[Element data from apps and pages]
↓
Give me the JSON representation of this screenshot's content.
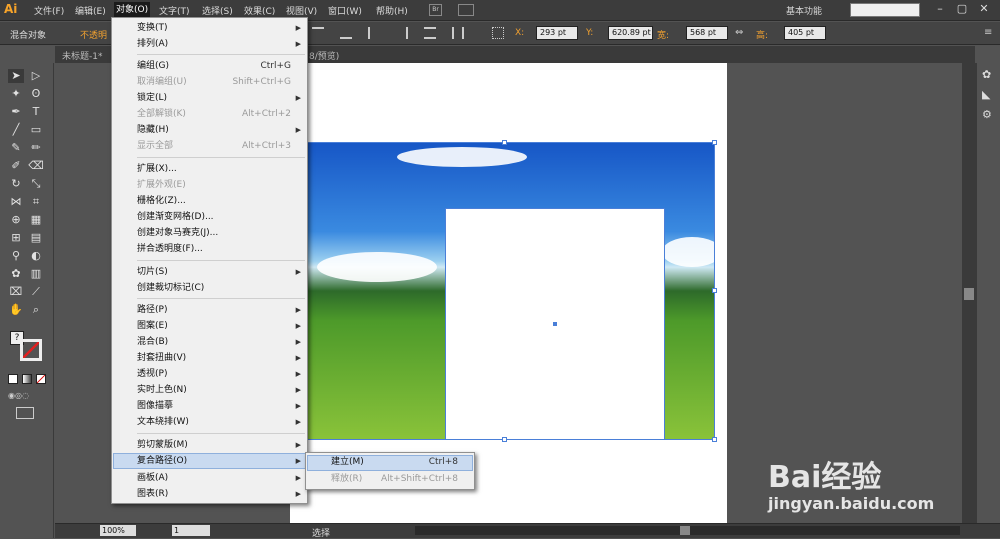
{
  "app": {
    "logo": "Ai"
  },
  "menubar": {
    "items": [
      "文件(F)",
      "编辑(E)",
      "对象(O)",
      "文字(T)",
      "选择(S)",
      "效果(C)",
      "视图(V)",
      "窗口(W)",
      "帮助(H)"
    ],
    "br": "Br",
    "workspace": "基本功能",
    "window_buttons": [
      "–",
      "▢",
      "✕"
    ]
  },
  "control": {
    "label": "混合对象",
    "opacity": "不透明",
    "x_label": "X:",
    "x": "293 pt",
    "y_label": "Y:",
    "y": "620.89 pt",
    "w_label": "宽:",
    "w": "568 pt",
    "h_label": "高:",
    "h": "405 pt"
  },
  "tabs": {
    "doc1": "未标题-1*",
    "doc2": "8/预览)"
  },
  "status": {
    "zoom": "100%",
    "page": "1",
    "mode": "选择"
  },
  "object_menu": {
    "items": [
      {
        "label": "变换(T)",
        "shortcut": "",
        "sub": true,
        "disabled": false
      },
      {
        "label": "排列(A)",
        "shortcut": "",
        "sub": true,
        "disabled": false
      },
      {
        "label": "编组(G)",
        "shortcut": "Ctrl+G",
        "sub": false,
        "disabled": false
      },
      {
        "label": "取消编组(U)",
        "shortcut": "Shift+Ctrl+G",
        "sub": false,
        "disabled": true
      },
      {
        "label": "锁定(L)",
        "shortcut": "",
        "sub": true,
        "disabled": false
      },
      {
        "label": "全部解锁(K)",
        "shortcut": "Alt+Ctrl+2",
        "sub": false,
        "disabled": true
      },
      {
        "label": "隐藏(H)",
        "shortcut": "",
        "sub": true,
        "disabled": false
      },
      {
        "label": "显示全部",
        "shortcut": "Alt+Ctrl+3",
        "sub": false,
        "disabled": true
      },
      {
        "label": "扩展(X)...",
        "shortcut": "",
        "sub": false,
        "disabled": false
      },
      {
        "label": "扩展外观(E)",
        "shortcut": "",
        "sub": false,
        "disabled": true
      },
      {
        "label": "栅格化(Z)...",
        "shortcut": "",
        "sub": false,
        "disabled": false
      },
      {
        "label": "创建渐变网格(D)...",
        "shortcut": "",
        "sub": false,
        "disabled": false
      },
      {
        "label": "创建对象马赛克(J)...",
        "shortcut": "",
        "sub": false,
        "disabled": false
      },
      {
        "label": "拼合透明度(F)...",
        "shortcut": "",
        "sub": false,
        "disabled": false
      },
      {
        "label": "切片(S)",
        "shortcut": "",
        "sub": true,
        "disabled": false
      },
      {
        "label": "创建裁切标记(C)",
        "shortcut": "",
        "sub": false,
        "disabled": false
      },
      {
        "label": "路径(P)",
        "shortcut": "",
        "sub": true,
        "disabled": false
      },
      {
        "label": "图案(E)",
        "shortcut": "",
        "sub": true,
        "disabled": false
      },
      {
        "label": "混合(B)",
        "shortcut": "",
        "sub": true,
        "disabled": false
      },
      {
        "label": "封套扭曲(V)",
        "shortcut": "",
        "sub": true,
        "disabled": false
      },
      {
        "label": "透视(P)",
        "shortcut": "",
        "sub": true,
        "disabled": false
      },
      {
        "label": "实时上色(N)",
        "shortcut": "",
        "sub": true,
        "disabled": false
      },
      {
        "label": "图像描摹",
        "shortcut": "",
        "sub": true,
        "disabled": false
      },
      {
        "label": "文本绕排(W)",
        "shortcut": "",
        "sub": true,
        "disabled": false
      },
      {
        "label": "剪切蒙版(M)",
        "shortcut": "",
        "sub": true,
        "disabled": false
      },
      {
        "label": "复合路径(O)",
        "shortcut": "",
        "sub": true,
        "disabled": false
      },
      {
        "label": "画板(A)",
        "shortcut": "",
        "sub": true,
        "disabled": false
      },
      {
        "label": "图表(R)",
        "shortcut": "",
        "sub": true,
        "disabled": false
      }
    ]
  },
  "compound_submenu": {
    "make_label": "建立(M)",
    "make_shortcut": "Ctrl+8",
    "release_label": "释放(R)",
    "release_shortcut": "Alt+Shift+Ctrl+8"
  },
  "watermark": {
    "text": "Bai经验",
    "url": "jingyan.baidu.com"
  },
  "colors": {
    "accent": "#f0a030",
    "highlight": "#c9daf0",
    "selection": "#4a7fd8"
  }
}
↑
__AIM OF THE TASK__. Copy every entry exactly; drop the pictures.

__OUTPUT BELOW__.
Give me the JSON representation of this screenshot's content.
{
  "app": {
    "logo": "Ai"
  },
  "menubar": {
    "items": [
      "文件(F)",
      "编辑(E)",
      "对象(O)",
      "文字(T)",
      "选择(S)",
      "效果(C)",
      "视图(V)",
      "窗口(W)",
      "帮助(H)"
    ],
    "br": "Br",
    "workspace": "基本功能",
    "window_buttons": [
      "–",
      "▢",
      "✕"
    ]
  },
  "control": {
    "label": "混合对象",
    "opacity": "不透明",
    "x_label": "X:",
    "x": "293 pt",
    "y_label": "Y:",
    "y": "620.89 pt",
    "w_label": "宽:",
    "w": "568 pt",
    "h_label": "高:",
    "h": "405 pt"
  },
  "tabs": {
    "doc1": "未标题-1*",
    "doc2": "8/预览)"
  },
  "status": {
    "zoom": "100%",
    "page": "1",
    "mode": "选择"
  },
  "object_menu": {
    "items": [
      {
        "label": "变换(T)",
        "shortcut": "",
        "sub": true,
        "disabled": false
      },
      {
        "label": "排列(A)",
        "shortcut": "",
        "sub": true,
        "disabled": false
      },
      {
        "label": "编组(G)",
        "shortcut": "Ctrl+G",
        "sub": false,
        "disabled": false
      },
      {
        "label": "取消编组(U)",
        "shortcut": "Shift+Ctrl+G",
        "sub": false,
        "disabled": true
      },
      {
        "label": "锁定(L)",
        "shortcut": "",
        "sub": true,
        "disabled": false
      },
      {
        "label": "全部解锁(K)",
        "shortcut": "Alt+Ctrl+2",
        "sub": false,
        "disabled": true
      },
      {
        "label": "隐藏(H)",
        "shortcut": "",
        "sub": true,
        "disabled": false
      },
      {
        "label": "显示全部",
        "shortcut": "Alt+Ctrl+3",
        "sub": false,
        "disabled": true
      },
      {
        "label": "扩展(X)...",
        "shortcut": "",
        "sub": false,
        "disabled": false
      },
      {
        "label": "扩展外观(E)",
        "shortcut": "",
        "sub": false,
        "disabled": true
      },
      {
        "label": "栅格化(Z)...",
        "shortcut": "",
        "sub": false,
        "disabled": false
      },
      {
        "label": "创建渐变网格(D)...",
        "shortcut": "",
        "sub": false,
        "disabled": false
      },
      {
        "label": "创建对象马赛克(J)...",
        "shortcut": "",
        "sub": false,
        "disabled": false
      },
      {
        "label": "拼合透明度(F)...",
        "shortcut": "",
        "sub": false,
        "disabled": false
      },
      {
        "label": "切片(S)",
        "shortcut": "",
        "sub": true,
        "disabled": false
      },
      {
        "label": "创建裁切标记(C)",
        "shortcut": "",
        "sub": false,
        "disabled": false
      },
      {
        "label": "路径(P)",
        "shortcut": "",
        "sub": true,
        "disabled": false
      },
      {
        "label": "图案(E)",
        "shortcut": "",
        "sub": true,
        "disabled": false
      },
      {
        "label": "混合(B)",
        "shortcut": "",
        "sub": true,
        "disabled": false
      },
      {
        "label": "封套扭曲(V)",
        "shortcut": "",
        "sub": true,
        "disabled": false
      },
      {
        "label": "透视(P)",
        "shortcut": "",
        "sub": true,
        "disabled": false
      },
      {
        "label": "实时上色(N)",
        "shortcut": "",
        "sub": true,
        "disabled": false
      },
      {
        "label": "图像描摹",
        "shortcut": "",
        "sub": true,
        "disabled": false
      },
      {
        "label": "文本绕排(W)",
        "shortcut": "",
        "sub": true,
        "disabled": false
      },
      {
        "label": "剪切蒙版(M)",
        "shortcut": "",
        "sub": true,
        "disabled": false
      },
      {
        "label": "复合路径(O)",
        "shortcut": "",
        "sub": true,
        "disabled": false
      },
      {
        "label": "画板(A)",
        "shortcut": "",
        "sub": true,
        "disabled": false
      },
      {
        "label": "图表(R)",
        "shortcut": "",
        "sub": true,
        "disabled": false
      }
    ]
  },
  "compound_submenu": {
    "make_label": "建立(M)",
    "make_shortcut": "Ctrl+8",
    "release_label": "释放(R)",
    "release_shortcut": "Alt+Shift+Ctrl+8"
  },
  "watermark": {
    "text": "Bai经验",
    "url": "jingyan.baidu.com"
  },
  "colors": {
    "accent": "#f0a030",
    "highlight": "#c9daf0",
    "selection": "#4a7fd8"
  }
}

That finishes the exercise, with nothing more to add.